on 24 April 2012
Along with "Where Eagles Dare" this has to be my favourite war film. They each boast a brilliant cast headed by Richard Burton, and lots of thrilling action and suspense, but "The Wild Geese" is edgier and more realistic.
A group of mercenaries, bankrolled by a shady newspaper tycoon hatch a plan to spring an enlightened African leader from his despotic captors, but it all goes horribly wrong and they find themselves trapped in enemy country, surrounded by a literally bloodthirsty army. As they try to escape, the net closes around them and the tension builds and builds.
Although these dogs of war are basically amoral killers, it's hard not to share their outrage at being double-crossed, fear for their lives when being left stranded, or root for Janders (Richard Harris) as he tries to reach the getaway plane. The battle scene at a remote air strip is a masterpiece of tense, edge of the seat action and the final scene where Faulkner (Burton) comes face to face with his betrayer positively crackles with tension.

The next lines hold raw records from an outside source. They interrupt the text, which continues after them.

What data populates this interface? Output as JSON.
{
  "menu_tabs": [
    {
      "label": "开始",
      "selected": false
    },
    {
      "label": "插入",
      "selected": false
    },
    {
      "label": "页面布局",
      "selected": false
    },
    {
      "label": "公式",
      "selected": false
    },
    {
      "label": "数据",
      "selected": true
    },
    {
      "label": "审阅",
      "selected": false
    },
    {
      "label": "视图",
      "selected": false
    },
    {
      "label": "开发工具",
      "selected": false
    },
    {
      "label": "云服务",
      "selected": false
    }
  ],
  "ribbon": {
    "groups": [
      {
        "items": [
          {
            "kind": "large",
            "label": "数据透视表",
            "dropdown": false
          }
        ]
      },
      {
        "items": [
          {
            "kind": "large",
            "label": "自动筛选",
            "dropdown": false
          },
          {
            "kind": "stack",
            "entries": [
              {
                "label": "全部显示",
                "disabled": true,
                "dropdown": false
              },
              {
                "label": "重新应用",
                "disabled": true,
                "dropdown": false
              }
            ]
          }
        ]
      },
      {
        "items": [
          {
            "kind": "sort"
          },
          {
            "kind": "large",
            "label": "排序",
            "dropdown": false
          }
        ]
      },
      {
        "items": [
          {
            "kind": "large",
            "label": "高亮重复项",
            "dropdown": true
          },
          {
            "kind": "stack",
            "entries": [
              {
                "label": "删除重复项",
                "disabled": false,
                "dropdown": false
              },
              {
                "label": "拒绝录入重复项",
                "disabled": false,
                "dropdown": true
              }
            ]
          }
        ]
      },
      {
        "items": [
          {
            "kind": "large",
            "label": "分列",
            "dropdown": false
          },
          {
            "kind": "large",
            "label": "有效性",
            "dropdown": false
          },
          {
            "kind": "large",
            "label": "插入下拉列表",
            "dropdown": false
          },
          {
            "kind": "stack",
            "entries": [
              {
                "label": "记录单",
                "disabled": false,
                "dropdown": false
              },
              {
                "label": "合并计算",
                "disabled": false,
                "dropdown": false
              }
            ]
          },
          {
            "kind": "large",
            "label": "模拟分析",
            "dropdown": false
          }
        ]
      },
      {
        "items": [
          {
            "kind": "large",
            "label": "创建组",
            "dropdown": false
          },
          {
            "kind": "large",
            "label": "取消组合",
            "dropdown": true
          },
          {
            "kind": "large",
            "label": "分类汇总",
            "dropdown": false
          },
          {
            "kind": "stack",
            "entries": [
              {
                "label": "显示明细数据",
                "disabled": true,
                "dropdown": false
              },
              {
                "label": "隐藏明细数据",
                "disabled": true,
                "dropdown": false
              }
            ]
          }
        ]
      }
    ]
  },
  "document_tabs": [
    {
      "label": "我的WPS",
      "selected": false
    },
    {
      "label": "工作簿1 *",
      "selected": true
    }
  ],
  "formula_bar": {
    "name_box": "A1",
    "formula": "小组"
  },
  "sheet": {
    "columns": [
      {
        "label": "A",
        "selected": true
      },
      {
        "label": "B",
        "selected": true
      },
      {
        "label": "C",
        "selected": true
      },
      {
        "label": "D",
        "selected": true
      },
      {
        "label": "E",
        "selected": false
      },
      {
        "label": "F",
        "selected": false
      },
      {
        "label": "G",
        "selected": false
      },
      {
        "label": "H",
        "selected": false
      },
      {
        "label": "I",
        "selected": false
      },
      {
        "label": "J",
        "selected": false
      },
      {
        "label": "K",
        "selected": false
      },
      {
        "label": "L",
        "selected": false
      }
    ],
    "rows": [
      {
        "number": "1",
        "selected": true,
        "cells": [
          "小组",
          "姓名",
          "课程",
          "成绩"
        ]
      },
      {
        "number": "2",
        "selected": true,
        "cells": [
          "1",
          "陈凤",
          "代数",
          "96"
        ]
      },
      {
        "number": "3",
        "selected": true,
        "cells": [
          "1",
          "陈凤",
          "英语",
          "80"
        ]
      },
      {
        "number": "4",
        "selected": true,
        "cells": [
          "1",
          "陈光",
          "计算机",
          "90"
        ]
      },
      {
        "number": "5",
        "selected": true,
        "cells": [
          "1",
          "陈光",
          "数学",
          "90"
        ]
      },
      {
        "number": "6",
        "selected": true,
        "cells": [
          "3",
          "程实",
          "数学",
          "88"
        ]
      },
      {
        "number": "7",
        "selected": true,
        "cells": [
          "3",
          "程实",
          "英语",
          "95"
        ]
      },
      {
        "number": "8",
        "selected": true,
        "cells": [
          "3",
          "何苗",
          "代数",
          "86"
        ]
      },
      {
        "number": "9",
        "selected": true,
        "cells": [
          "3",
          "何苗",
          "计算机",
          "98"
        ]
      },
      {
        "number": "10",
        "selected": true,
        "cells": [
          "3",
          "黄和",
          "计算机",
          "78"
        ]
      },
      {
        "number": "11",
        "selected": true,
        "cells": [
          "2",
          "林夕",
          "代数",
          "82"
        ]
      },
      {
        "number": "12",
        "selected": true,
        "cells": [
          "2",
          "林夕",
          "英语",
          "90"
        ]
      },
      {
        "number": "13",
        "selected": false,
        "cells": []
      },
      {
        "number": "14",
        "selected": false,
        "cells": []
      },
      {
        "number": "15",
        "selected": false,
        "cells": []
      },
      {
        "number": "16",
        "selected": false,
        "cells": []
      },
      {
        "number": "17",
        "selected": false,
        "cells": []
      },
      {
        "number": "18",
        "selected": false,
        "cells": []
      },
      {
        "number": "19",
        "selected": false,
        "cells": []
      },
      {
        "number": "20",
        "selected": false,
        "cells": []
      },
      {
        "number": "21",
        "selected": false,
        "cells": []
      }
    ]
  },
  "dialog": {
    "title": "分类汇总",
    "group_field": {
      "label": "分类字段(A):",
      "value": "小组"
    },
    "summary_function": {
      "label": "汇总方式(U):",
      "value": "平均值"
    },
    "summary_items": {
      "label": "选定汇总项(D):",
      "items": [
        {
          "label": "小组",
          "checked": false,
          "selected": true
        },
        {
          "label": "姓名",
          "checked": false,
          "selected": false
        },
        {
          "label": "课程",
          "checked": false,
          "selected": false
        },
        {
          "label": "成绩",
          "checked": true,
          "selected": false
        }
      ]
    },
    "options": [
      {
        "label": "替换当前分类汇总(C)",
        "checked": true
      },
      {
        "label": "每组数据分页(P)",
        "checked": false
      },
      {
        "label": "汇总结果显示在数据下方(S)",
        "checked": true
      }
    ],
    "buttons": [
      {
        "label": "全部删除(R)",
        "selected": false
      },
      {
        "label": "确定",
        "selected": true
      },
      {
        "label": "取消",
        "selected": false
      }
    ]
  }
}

How refreshing it is to see Burton, Harris, and Roger Moore subdue their own egos for the greater good of the film - often, when big names get together the end result is a load of witless drivel. It's also nice to see a film that creates a genuine sense of fear and tension; in this age of the mobile phone that rarely happens anymore.
on 14 January 2005
having seen the film many times and been a "security" type for many years, I feel my comments are justified, especialy if I was to make a content entry!! However, take a film with so many legendry British stars, whether they be "A" or "B" type stars and put them in to a ground breaking storyline, and you are in for a real treat. Burton and Harris are brilliant and believable, as is Jack Watson's RSM. Moore is still too suave but Krugger's South African's banter with Limbani, is still a high point. I don't think you will ever witness a film with so much British talent, at thier acting best, ever again. It is a must watch and must have film with out a shadow of a doubt!!